WALLINGFORD — Thirteen candidates will vie for nine Town Council seats during Tuesday’s election. The professional backgrounds of the seven Republicans and six Democrats vary, providing for a ballot that offers a diverse skill set.
Of the thirteen candidates, five are independent business owners. Nine have experience on the council, whether it’s during the current term or in past decades. For example, Raymond Rys, a Republican candidate, was first elected to the council in 1983. He served seven terms from 1983 until 2003. Since 2003, the retired Rys remained involved in politics, serving on the Charter Revision Commission formed in 2008. He also sits as an alternate on the Zoning Board of Appeals.
“I don’t make promises,” Rys said. “I’ll just do the best I can for residents, listen and bring their issues before the council.”
Vincent Testa, a Democratic candidate, gave up his seat on the council two years ago after serving four terms on the council between 2004 and 2012 to run for mayor. He lost to incumbent Mayor William W. Dickinson Jr. Between 2008 and 2010, he was the council’s vice chairman. Before that, he served on the Board of Education and the Inland Wetlands and Watercourses Commission. Testa is a former mortgage broker who now teaches.

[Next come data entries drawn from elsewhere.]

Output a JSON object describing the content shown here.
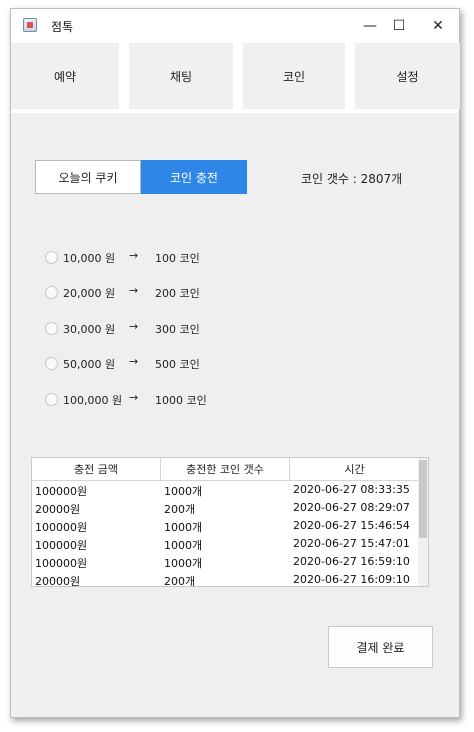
{
  "window": {
    "title": "점톡"
  },
  "tabs": [
    {
      "label": "예약"
    },
    {
      "label": "채팅"
    },
    {
      "label": "코인"
    },
    {
      "label": "설정"
    }
  ],
  "segment": {
    "left_label": "오늘의 쿠키",
    "right_label": "코인 충전",
    "selected": "코인 충전"
  },
  "coin_count": "코인 갯수 : 2807개",
  "options": [
    {
      "won": "10,000 원",
      "arrow": "→",
      "coins": "100 코인"
    },
    {
      "won": "20,000 원",
      "arrow": "→",
      "coins": "200 코인"
    },
    {
      "won": "30,000 원",
      "arrow": "→",
      "coins": "300 코인"
    },
    {
      "won": "50,000 원",
      "arrow": "→",
      "coins": "500 코인"
    },
    {
      "won": "100,000 원",
      "arrow": "→",
      "coins": "1000 코인"
    }
  ],
  "history": {
    "headers": [
      "충전 금액",
      "충전한 코인 갯수",
      "시간"
    ],
    "rows": [
      [
        "100000원",
        "1000개",
        "2020-06-27 08:33:35"
      ],
      [
        "20000원",
        "200개",
        "2020-06-27 08:29:07"
      ],
      [
        "100000원",
        "1000개",
        "2020-06-27 15:46:54"
      ],
      [
        "100000원",
        "1000개",
        "2020-06-27 15:47:01"
      ],
      [
        "100000원",
        "1000개",
        "2020-06-27 16:59:10"
      ],
      [
        "20000원",
        "200개",
        "2020-06-27 16:09:10"
      ]
    ]
  },
  "pay_button": {
    "label": "결제 완료"
  },
  "icons": {
    "app": "java-app-icon",
    "minimize": "minimize-icon",
    "maximize": "maximize-icon",
    "close": "close-icon"
  },
  "colors": {
    "accent": "#2e87e6"
  }
}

“It’s to continue doing what I’ve done in the past,” Testa said. “I’ll look to keep a close eye on the town’s budget and the types of town services we commit ourselves to.”
Two Democratic and five Republican incumbents are seeking reelection. Democratic incumbents include retired schoolteacher and former school board member Nick Economopoulos. He seeks to promote fidelity and honesty in Town Hall. Also running for the Democrats is John Sullivan, who manages labor and attendance at AT&T.

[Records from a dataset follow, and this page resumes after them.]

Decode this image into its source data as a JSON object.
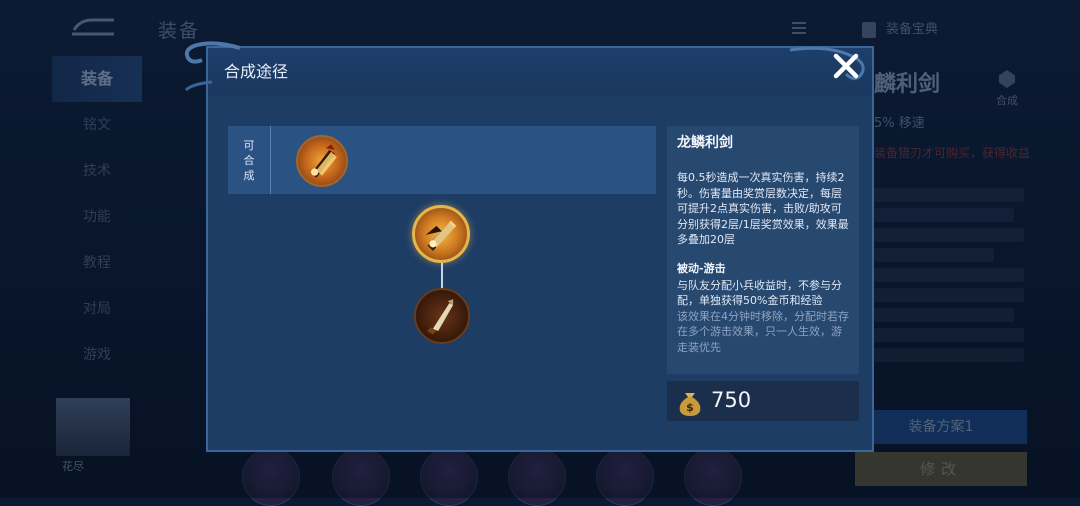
{
  "background": {
    "title": "装备",
    "nav_items": [
      "装备",
      "铭文",
      "技术",
      "功能",
      "教程",
      "对局",
      "游戏"
    ],
    "header_right": "装备宝典",
    "item_name": "麟利剑",
    "stat": "5% 移速",
    "compose_label": "合成",
    "red_note": "装备猎刃才可购买，获得收益",
    "plan_button": "装备方案1",
    "edit_button": "修改",
    "player_name": "花尽"
  },
  "modal": {
    "title": "合成途径",
    "recipe_label_chars": [
      "可",
      "合",
      "成"
    ],
    "item": {
      "name": "龙鳞利剑",
      "description": "每0.5秒造成一次真实伤害，持续2秒。伤害量由奖赏层数决定，每层可提升2点真实伤害，击败/助攻可分别获得2层/1层奖赏效果，效果最多叠加20层",
      "passive_title": "被动-游击",
      "passive_text": "与队友分配小兵收益时，不参与分配，单独获得50%金币和经验",
      "faded_text": "该效果在4分钟时移除，分配时若存在多个游击效果，只一人生效，游走装优先",
      "price": "750"
    },
    "icons": {
      "close": "close-icon",
      "money": "money-bag-icon",
      "recipe": "dragon-scale-blade-icon",
      "component": "hunting-blade-icon"
    }
  }
}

“We have to make sure we are stable financially,” Sullivan said of the town’s future. “That’s always the biggest concern.”
Sullivan said the town needs to tighten its belt. Residents shouldn’t buy into the “spin masters” at the state and federal level who accuse Democrats of excessive taxing and spending.
“That’s not the local level,” he said. “It truly troubles me when I meet people who have adopted the spin master’s view. It’s just not true.”
Republicans put forth an experienced group for Tuesday’s election. Bob Parisi, the current council chairman, has more than 30 years of experience on the council. Parisi, who is retired, said that if elected, he hopes to increase drug education in town and would like to concentrate on concerns with the town’s zoning regulations.
Board of Education member Christine Mansfield is looking to become a new presence on the council. Mansfield owns Discovery Training Services, a technology consulting firm. It’s her business experience, Mansfield said, that she hopes to utilize on the council to create partnerships.
“I’m partnership driven,” she said.
Mansfield would look to work with elected officials across the aisle to better the town. Her ideology is to sustain, preserve and grow. Mansfield said her goal is to sustain existing services, preserve community safety and education, and grow certain aspects of the town, such as technology.
The Democratic slate includes Debi Reynolds, who is making her second run for council. She ran unsuccessfully in 2011. Reynolds, a business analyst at The Hartford, said town employees need to have increased accountability. The town must also plan for future development, she said
In search of a second term on the council is Republican Tom Laffin, who seeks election because he wants to “keep being there for the town.”
The former Board of Education member works as a caseload manager at Bachand & Bachand, a law firm. Laffin said the town has done a good job governing in recent years, but “it can always be better, and I feel like I want to be there to help make it better.”
Craig Fishbein, another Republican, seeks his third term on the council. Professionally, Fishbein is an attorney at Fishbein Law Firm, which is located across the street from Town Hall. Politically, his platform is smaller government, lower taxes and less government interference in the affairs of citizens.
Also seeking a third term is Republican Vinny Cervoni. Cervoni is an attorney and owns his own practice, Cervoni Law Office, located downtown. His platform is downtown revitalization, improved technology and keeping tax increases minimal.
Newcomers to the Democratic slate this election are Dana Camp and Larry Russo, Jr. Camp owns an information technology consulting firm on Center Street titled BITS. Camp’s platform includes increased planning for future development, increased accountability for town employees, and looking for new opportunities to increase efficiency. Russo is also a business owner and runs 9 Yards Property Care. The former president of the Wallingford Little League, Russo is running to give back to the town he grew up in. He said he would be a steward for good finances, education, public safety and elderly care.
Republican John LeTourneau, who owns Wallingford Lamp and Shade, seeks a fourth term. LeTourneau is concerned about economic development and the town’s readiness for the new train station slated for construction in 2016.
“I’m running again because I feel I have unfinished work, and it’s no different now than when I ran in 2007,” he said. “It’s making the commitment to the people of Wallingford to bring them the best possible government that I can.”